> _Problem_:
Across the entries that follow, count each line holding "type" and state the total alone.

> _Exercise materials_:
* * * * *

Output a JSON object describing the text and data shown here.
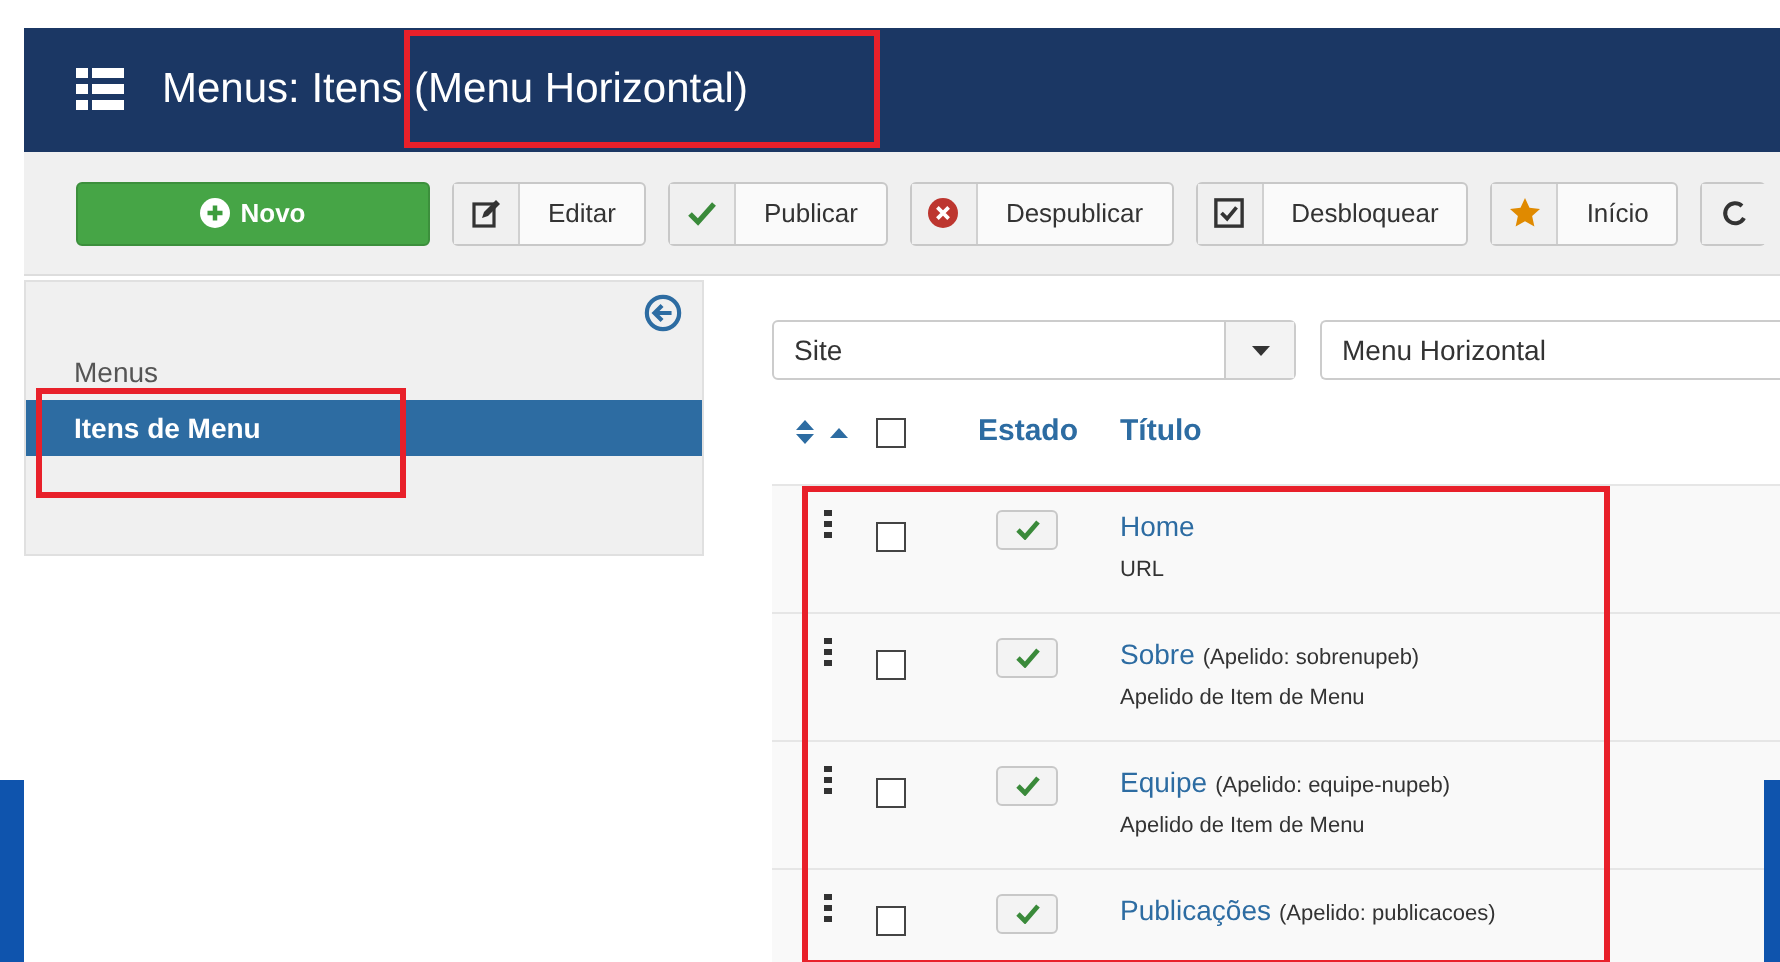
{
  "header": {
    "title": "Menus: Itens (Menu Horizontal)"
  },
  "toolbar": [
    {
      "kind": "new",
      "label": "Novo"
    },
    {
      "kind": "edit",
      "label": "Editar"
    },
    {
      "kind": "publish",
      "label": "Publicar"
    },
    {
      "kind": "unpublish",
      "label": "Despublicar"
    },
    {
      "kind": "unlock",
      "label": "Desbloquear"
    },
    {
      "kind": "home",
      "label": "Início"
    },
    {
      "kind": "refresh"
    }
  ],
  "sidebar": {
    "items": [
      {
        "label": "Menus",
        "selected": false
      },
      {
        "label": "Itens de Menu",
        "selected": true
      }
    ]
  },
  "filters": {
    "client": "Site",
    "menu": "Menu Horizontal"
  },
  "table": {
    "columns": [
      "Estado",
      "Título"
    ],
    "select_all": false,
    "rows": [
      {
        "title": "Home",
        "alias": "",
        "type": "URL",
        "checked": false,
        "published": true
      },
      {
        "title": "Sobre",
        "alias": "(Apelido: sobrenupeb)",
        "type": "Apelido de Item de Menu",
        "checked": false,
        "published": true
      },
      {
        "title": "Equipe",
        "alias": "(Apelido: equipe-nupeb)",
        "type": "Apelido de Item de Menu",
        "checked": false,
        "published": true
      },
      {
        "title": "Publicações",
        "alias": "(Apelido: publicacoes)",
        "type": "",
        "checked": false,
        "published": true
      }
    ]
  }
}
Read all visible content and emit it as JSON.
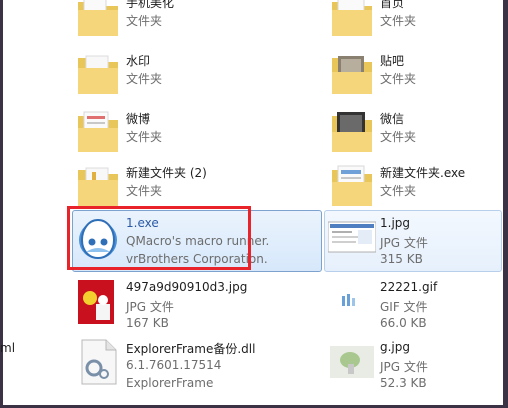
{
  "items": [
    {
      "name": "手机美化",
      "l2": "文件夹"
    },
    {
      "name": "首页",
      "l2": "文件夹"
    },
    {
      "name": "水印",
      "l2": "文件夹"
    },
    {
      "name": "贴吧",
      "l2": "文件夹"
    },
    {
      "name": "微博",
      "l2": "文件夹"
    },
    {
      "name": "微信",
      "l2": "文件夹"
    },
    {
      "name": "新建文件夹 (2)",
      "l2": "文件夹"
    },
    {
      "name": "新建文件夹.exe",
      "l2": "文件夹"
    },
    {
      "name": "1.exe",
      "l2": "QMacro's macro runner.",
      "l3": "vrBrothers Corporation."
    },
    {
      "name": "1.jpg",
      "l2": "JPG 文件",
      "l3": "315 KB"
    },
    {
      "name": "497a9d90910d3.jpg",
      "l2": "JPG 文件",
      "l3": "167 KB"
    },
    {
      "name": "22221.gif",
      "l2": "GIF 文件",
      "l3": "66.0 KB"
    },
    {
      "name": "ExplorerFrame备份.dll",
      "l2": "6.1.7601.17514",
      "l3": "ExplorerFrame"
    },
    {
      "name": "g.jpg",
      "l2": "JPG 文件",
      "l3": "52.3 KB"
    }
  ],
  "cutoff_label": "ml",
  "colors": {
    "selection_border": "#7da2ce",
    "highlight_box": "#e8232a",
    "frame": "#3c3246"
  }
}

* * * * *

> _Answer to this task_:
4